Two iconic works by Manuel de Falla (1876- 1946) were premièred in Madrid in 1915, El amor brujo [Love, the Magician] and Si- ete canciones populares españolas [Seven Spanish Folksongs] – two works that brought into being the Cadiz-born composer’s life purpose of sublimating Hispanic folklore. Artistic manifestations derived from the soul of the people, especially the vitality and dynamism of Andalusian sonorities and cante jondo [deep song], became his most fertile source of inspiration. However, Falla’s production was not limited to transcribing or literally reusing this popular material, but rather manipulating it creatively, searching for its very essence and integrating it into the musical language of the time.
El amor brujo (1914-1915) came about in response to a commission for a song and dance for Pastora Imperio through the me- diation of the literary couple María de la O Lejárraga and Gregorio Martínez Sierra, close friends of the composer. The mother of the gypsy cantaora and dancer, Rosario Monje “la Mejorana”, acted as an informant in the pre- vious fieldwork carried out by the authors, to whom she narrated mysterious legends and sang different flamenco palos [styles]. The first version, which was longer than the final 1925 El amor brujo, was subtitled “gitanería en un acto con dos cuadros” [Gypsy Ballet in One Act and Two Scenes]. María Lejárraga’s libretto, as well as the number and order of the movements, vary considerably from the final ballet.

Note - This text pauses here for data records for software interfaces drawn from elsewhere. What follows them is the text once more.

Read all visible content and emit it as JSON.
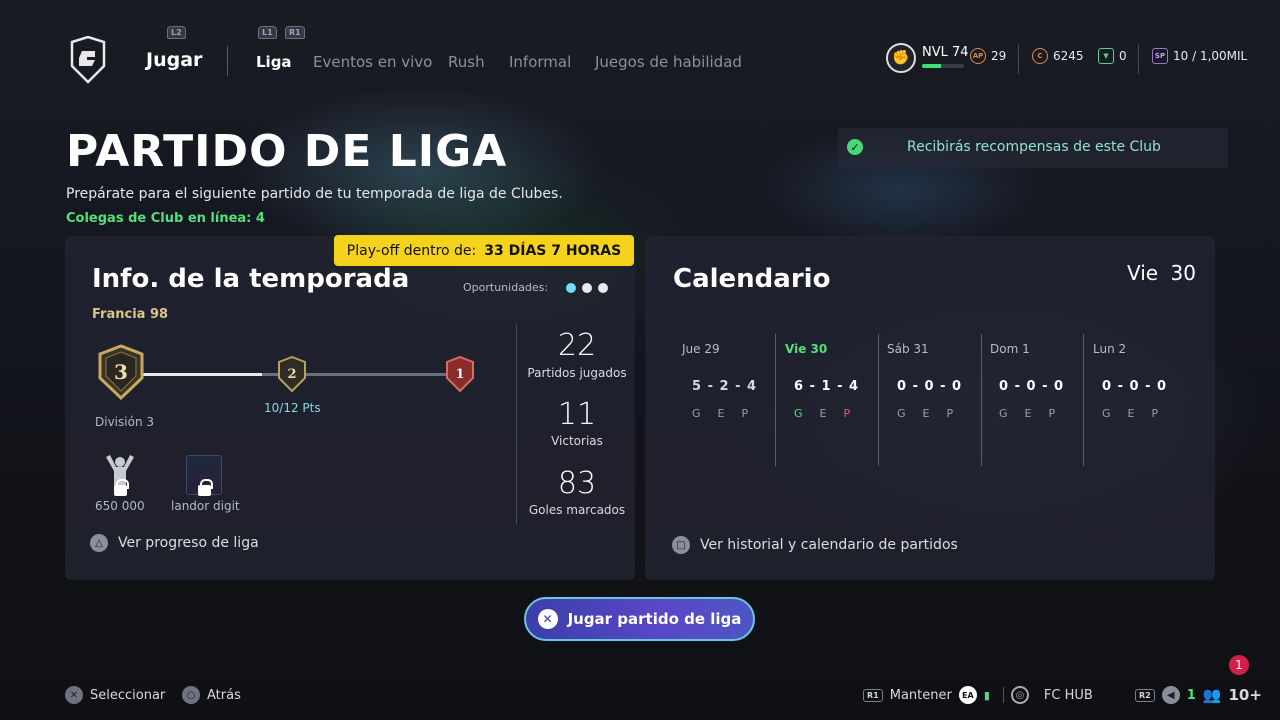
{
  "nav": {
    "main": "Jugar",
    "triggers": {
      "l2": "L2",
      "l1": "L1",
      "r1": "R1"
    },
    "tabs": [
      "Liga",
      "Eventos en vivo",
      "Rush",
      "Informal",
      "Juegos de habilidad"
    ],
    "active_tab": "Liga"
  },
  "status": {
    "level": "NVL 74",
    "level_progress": 0.45,
    "ap": "29",
    "coins": "6245",
    "tokens": "0",
    "sp": "10 / 1,00MIL",
    "ap_icon_text": "AP",
    "sp_icon_text": "SP"
  },
  "header": {
    "title": "PARTIDO DE LIGA",
    "subtitle": "Prepárate para el siguiente partido de tu temporada de liga de Clubes.",
    "online": "Colegas de Club en línea: 4",
    "reward_notice": "Recibirás recompensas de este Club"
  },
  "season": {
    "title": "Info. de la temporada",
    "playoff_label": "Play-off dentro de:",
    "playoff_value": "33 DÍAS 7 HORAS",
    "club": "Francia 98",
    "opportunities_label": "Oportunidades:",
    "division_current": "3",
    "division_current_label": "División 3",
    "division_next": "2",
    "division_next_pts": "10/12 Pts",
    "division_top": "1",
    "reward1_label": "650 000",
    "reward2_label": "landor digit",
    "matches_played": "22",
    "matches_played_label": "Partidos jugados",
    "wins": "11",
    "wins_label": "Victorias",
    "goals": "83",
    "goals_label": "Goles marcados",
    "action": "Ver progreso de liga"
  },
  "calendar": {
    "title": "Calendario",
    "today_day": "Vie",
    "today_num": "30",
    "days": [
      {
        "label": "Jue 29",
        "score": "5 - 2 - 4"
      },
      {
        "label": "Vie 30",
        "score": "6 - 1 - 4"
      },
      {
        "label": "Sáb 31",
        "score": "0 - 0 - 0"
      },
      {
        "label": "Dom 1",
        "score": "0 - 0 - 0"
      },
      {
        "label": "Lun 2",
        "score": "0 - 0 - 0"
      }
    ],
    "gep": [
      "G",
      "E",
      "P"
    ],
    "action": "Ver historial y calendario de partidos"
  },
  "play_button": "Jugar partido de liga",
  "footer": {
    "select": "Seleccionar",
    "back": "Atrás",
    "r1": "R1",
    "hold": "Mantener",
    "ea": "EA",
    "hub": "FC HUB",
    "r2": "R2",
    "voice_count": "1",
    "players": "10+",
    "notifications": "1"
  },
  "colors": {
    "accent_green": "#52e07a",
    "playoff_yellow": "#f5d31c",
    "button_purple": "#5a47c8",
    "win_green": "#52e07a",
    "loss_red": "#e05a5a"
  }
}
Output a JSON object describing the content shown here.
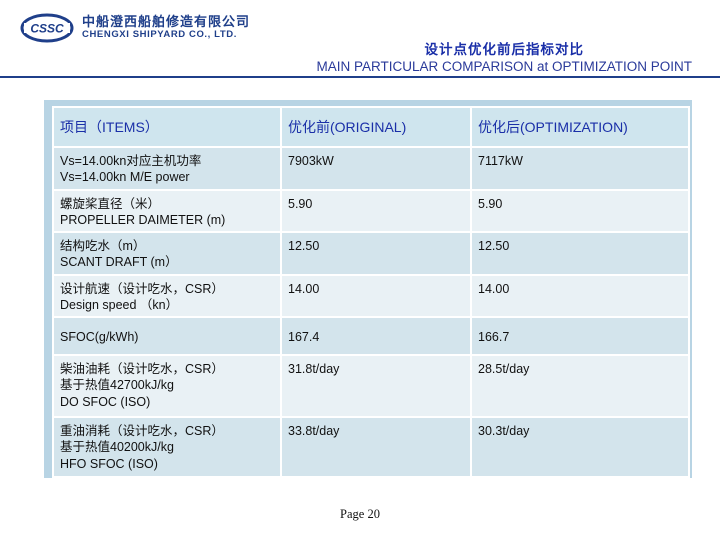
{
  "logo": {
    "mark_text": "CSSC",
    "company_cn": "中船澄西船舶修造有限公司",
    "company_en": "CHENGXI SHIPYARD CO., LTD.",
    "brand_color": "#1f3f8a"
  },
  "title": {
    "cn": "设计点优化前后指标对比",
    "en": "MAIN PARTICULAR COMPARISON at OPTIMIZATION POINT"
  },
  "table": {
    "headers": [
      "项目（ITEMS）",
      "优化前(ORIGINAL)",
      "优化后(OPTIMIZATION)"
    ],
    "rows": [
      {
        "item": "Vs=14.00kn对应主机功率\nVs=14.00kn M/E power",
        "original": "7903kW",
        "optimization": "7117kW"
      },
      {
        "item": "螺旋桨直径（米）\nPROPELLER DAIMETER (m)",
        "original": "5.90",
        "optimization": "5.90"
      },
      {
        "item": "结构吃水（m）\nSCANT DRAFT (m）",
        "original": "12.50",
        "optimization": "12.50"
      },
      {
        "item": "设计航速（设计吃水，CSR）\nDesign speed （kn）",
        "original": "14.00",
        "optimization": "14.00"
      },
      {
        "item": "SFOC(g/kWh)",
        "original": "167.4",
        "optimization": "166.7"
      },
      {
        "item": "柴油油耗（设计吃水，CSR）\n基于热值42700kJ/kg\n DO SFOC (ISO)",
        "original": "31.8t/day",
        "optimization": "28.5t/day"
      },
      {
        "item": "重油消耗（设计吃水，CSR）\n基于热值40200kJ/kg\nHFO SFOC (ISO)",
        "original": "33.8t/day",
        "optimization": "30.3t/day"
      }
    ]
  },
  "footer": {
    "page": "Page 20"
  }
}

The plot of the gypsy piece focus- es on the tricks and spells that a desperate, unrequited gypsy, Candelas, employs over the course of a single night to get her belov- ed to return to her. Over the course of sixteen movements, instrumental passages are in- terspersed with sung or recited pieces, as well as spoken dialogues that disappeared in the ballet. This recording enables us to listen to some of those narrations so that we can appreciate some of the divergences between the two adaptations.

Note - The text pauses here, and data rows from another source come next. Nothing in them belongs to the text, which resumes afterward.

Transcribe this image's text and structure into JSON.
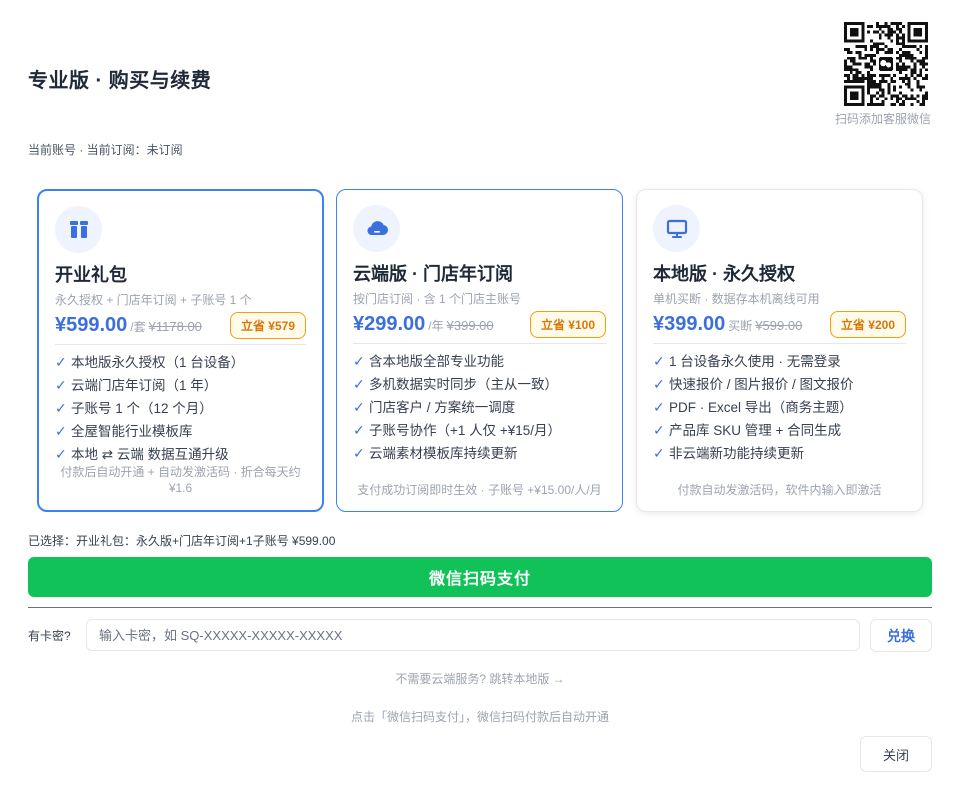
{
  "header": {
    "title": "专业版 · 购买与续费",
    "account_status": "当前账号 · 当前订阅：未订阅",
    "qr_caption": "扫码添加客服微信"
  },
  "plans": [
    {
      "icon": "gift-icon",
      "name": "开业礼包",
      "subtitle": "永久授权 + 门店年订阅 + 子账号 1 个",
      "price": "¥599.00",
      "unit": "/套",
      "original_price": "¥1178.00",
      "save_badge": "立省 ¥579",
      "features": [
        "本地版永久授权（1 台设备）",
        "云端门店年订阅（1 年）",
        "子账号 1 个（12 个月）",
        "全屋智能行业模板库",
        "本地 ⇄ 云端 数据互通升级"
      ],
      "footer": "付款后自动开通 + 自动发激活码 · 折合每天约 ¥1.6",
      "state": "selected"
    },
    {
      "icon": "cloud-icon",
      "name": "云端版 · 门店年订阅",
      "subtitle": "按门店订阅 · 含 1 个门店主账号",
      "price": "¥299.00",
      "unit": "/年",
      "original_price": "¥399.00",
      "save_badge": "立省 ¥100",
      "features": [
        "含本地版全部专业功能",
        "多机数据实时同步（主从一致）",
        "门店客户 / 方案统一调度",
        "子账号协作（+1 人仅 +¥15/月）",
        "云端素材模板库持续更新"
      ],
      "footer": "支付成功订阅即时生效 · 子账号 +¥15.00/人/月",
      "state": "hover"
    },
    {
      "icon": "monitor-icon",
      "name": "本地版 · 永久授权",
      "subtitle": "单机买断 · 数据存本机离线可用",
      "price": "¥399.00",
      "unit": "买断",
      "original_price": "¥599.00",
      "save_badge": "立省 ¥200",
      "features": [
        "1 台设备永久使用 · 无需登录",
        "快速报价 / 图片报价 / 图文报价",
        "PDF · Excel 导出（商务主题）",
        "产品库 SKU 管理 + 合同生成",
        "非云端新功能持续更新"
      ],
      "footer": "付款自动发激活码，软件内输入即激活",
      "state": "plain"
    }
  ],
  "selection_text": "已选择：开业礼包：永久版+门店年订阅+1子账号  ¥599.00",
  "pay_button": "微信扫码支付",
  "redeem": {
    "label": "有卡密?",
    "placeholder": "输入卡密，如 SQ-XXXXX-XXXXX-XXXXX",
    "value": "",
    "button": "兑换"
  },
  "local_link": "不需要云端服务? 跳转本地版 →",
  "hint": "点击「微信扫码支付」，微信扫码付款后自动开通",
  "close_button": "关闭",
  "colors": {
    "accent": "#3b6fe0",
    "pay_green": "#10c257",
    "badge_orange": "#f59e0b"
  }
}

In the original score of Siete canciones populares españolas (1914), the last work completed by the composer during his stay in Paris, the simplicity and melodic freshness of the voice, without unnecessary ornamen- tation and without going beyond the range of a sixth, contrasts with the captivating and virtuosic piano texture of intricate rhythms. The uniqueness of the present recording, per- formed by the up-and-coming BilbaoSinfo- nietta under the baton of Iker Sánchez Silva, lies in the recording of a new instrumentation for small orchestral ensemble arranged by the group’s composer-in-residence, Francis- co Domínguez, in 2019. The vocal part is not the usual lyrical voice, but that of a genuine cantaora [flamenco singer] like María Toledo. The ensemble chosen by Domínguez includes flute in G, flute in C, English horn, clarinet in B flat, bass clarinet, bassoon, French horn, trumpet, percussion and strings with divisi. The arrangement preserves the melodic, rhythmic and harmonic foundations of Falla’s original version, but also provides a contem- porary perspective in the timbres and extend- ed techniques proposed.